Dukes of Atholl. A viewing platform was built
by the waterfalls and Douglas Fir trees
planted, becoming some of the highest trees in
1757 - the Ell Shop is built in the Market
Square, said to be on the site of the town's
medieval hospital, dedicated to St George.
1809 - the Dunkeld Bridge was built over the
River Tay by Thomas Telford. Before this time,
Drovers could hire a local swimming cow to lead
their cattle across the river.
The bridge was funded by the 4th Duke of
Atholl who set a toll to re-coupe his
1822 - Highland Games were held at Dunkeld,

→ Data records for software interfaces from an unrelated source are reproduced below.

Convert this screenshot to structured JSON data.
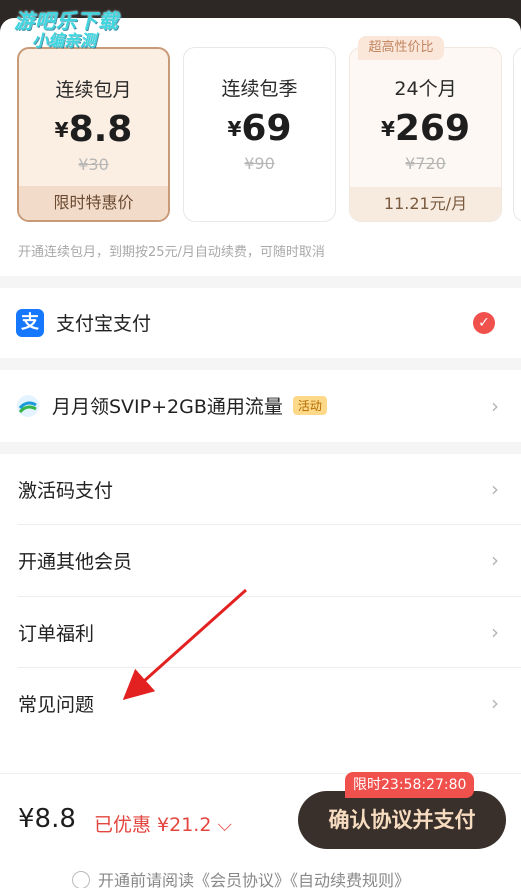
{
  "watermark": {
    "line1": "游吧乐下载",
    "line2": "小编亲测"
  },
  "plans": [
    {
      "name": "连续包月",
      "currency": "¥",
      "price": "8.8",
      "original": "¥30",
      "footer": "限时特惠价",
      "selected": true
    },
    {
      "name": "连续包季",
      "currency": "¥",
      "price": "69",
      "original": "¥90",
      "footer": ""
    },
    {
      "name": "24个月",
      "currency": "¥",
      "price": "269",
      "original": "¥720",
      "footer": "11.21元/月",
      "badge": "超高性价比"
    }
  ],
  "notice": "开通连续包月，到期按25元/月自动续费，可随时取消",
  "payment": {
    "alipay_label": "支付宝支付",
    "alipay_icon": "支"
  },
  "promo": {
    "label": "月月领SVIP+2GB通用流量",
    "tag": "活动"
  },
  "menu": [
    {
      "label": "激活码支付"
    },
    {
      "label": "开通其他会员"
    },
    {
      "label": "订单福利"
    },
    {
      "label": "常见问题"
    }
  ],
  "bottom": {
    "total": "¥8.8",
    "saved": "已优惠 ¥21.2 ⌵",
    "timer": "限时23:58:27:80",
    "pay_button": "确认协议并支付",
    "agreement": "开通前请阅读《会员协议》《自动续费规则》"
  },
  "colors": {
    "accent_red": "#f0514d",
    "alipay_blue": "#1677ff",
    "pay_button": "#3a302b"
  }
}
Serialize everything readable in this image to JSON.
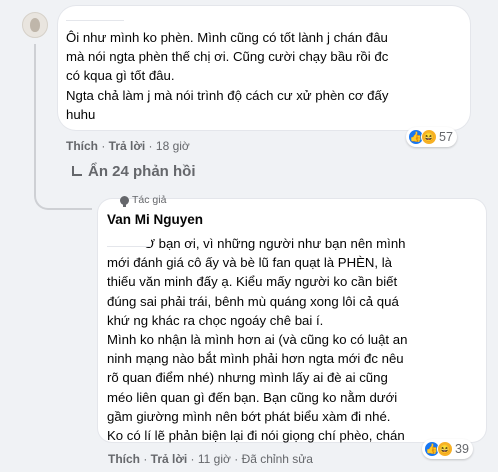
{
  "comment1": {
    "text": "Ôi như mình ko phèn. Mình cũng có tốt lành j chán đâu\nmà nói ngta phèn thế chị ơi. Cũng cười chạy bầu rồi đc\ncó kqua gì tốt đâu.\nNgta chả làm j mà nói trình độ cách cư xử phèn cơ đấy\nhuhu",
    "like_label": "Thích",
    "reply_label": "Trả lời",
    "time": "18 giờ",
    "reaction_count": "57"
  },
  "replies_toggle": "Ẩn 24 phản hồi",
  "comment2": {
    "badge": "Tác giả",
    "author": "Van Mi Nguyen",
    "text": "          Ơ bạn ơi, vì những người như bạn nên mình\nmới đánh giá cô ấy và bè lũ fan quạt là PHÈN, là\nthiếu văn minh đấy ạ. Kiểu mấy người ko cần biết\nđúng sai phải trái, bênh mù quáng xong lôi cả quá\nkhứ ng khác ra chọc ngoáy chê bai í.\nMình ko nhận là mình hơn ai (và cũng ko có luật an\nninh mạng nào bắt mình phải hơn ngta mới đc nêu\nrõ quan điểm nhé) nhưng mình lấy ai đè ai cũng\nméo liên quan gì đến bạn. Bạn cũng ko nằm dưới\ngầm giường mình nên bớt phát biểu xàm đi nhé.\nKo có lí lẽ phản biện lại đi nói giọng chí phèo, chán",
    "like_label": "Thích",
    "reply_label": "Trả lời",
    "time": "11 giờ",
    "edited": "Đã chỉnh sửa",
    "reaction_count": "39"
  },
  "colors": {
    "like": "#1877f2",
    "haha": "#f7b125",
    "muted": "#65676b"
  }
}
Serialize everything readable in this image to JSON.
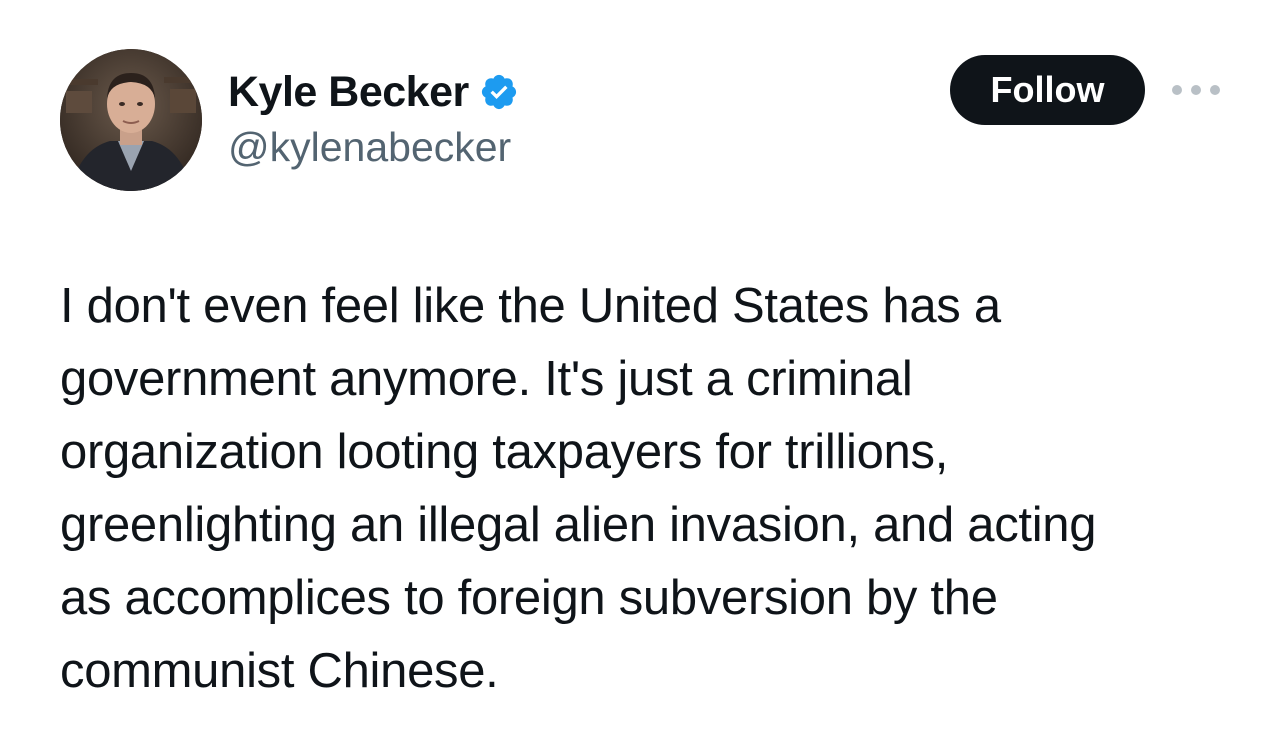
{
  "author": {
    "display_name": "Kyle Becker",
    "handle": "@kylenabecker",
    "verified": true,
    "verified_color": "#1d9bf0",
    "avatar_icon": "profile-photo"
  },
  "actions": {
    "follow_label": "Follow",
    "more_icon": "more-horizontal-icon"
  },
  "tweet": {
    "lines": [
      "I don't even feel like the United States has a",
      "government anymore. It's just a criminal",
      "organization looting taxpayers for trillions,",
      "greenlighting an illegal alien invasion, and acting",
      "as accomplices to foreign subversion by the",
      "communist Chinese."
    ]
  },
  "colors": {
    "text": "#0f1419",
    "secondary_text": "#536471",
    "follow_bg": "#0f1419",
    "follow_text": "#ffffff"
  }
}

claimed to be the first in the world.
1827 - Dunkeld House was demolished.
1856 - the Railway reached Birnam and
1800s mid - Queen Victoria visited Dunkeld a
number of times, staying with her friend the
Duchess of Atholl.
1866 - the Atholl Memorial Fountain was
built in honour of George Murray, 6th Duke of
1879 - Dunkeld locals began rioting at the
toll gates on Dunkeld Bridge, claiming the Duke
had by then recouped his money. The toll gates
were dismantled soon after.
1892 - Dunkeld Golf
Club was founded 1 mile northeast of
1900 - the new Dunkeld House was completed
for John Stewart Murray, 7th Duke of Atholl, on
the north side of Dunkeld, in a country
1930s late - Dunkeld House was sold to be
converted to the Dunkeld House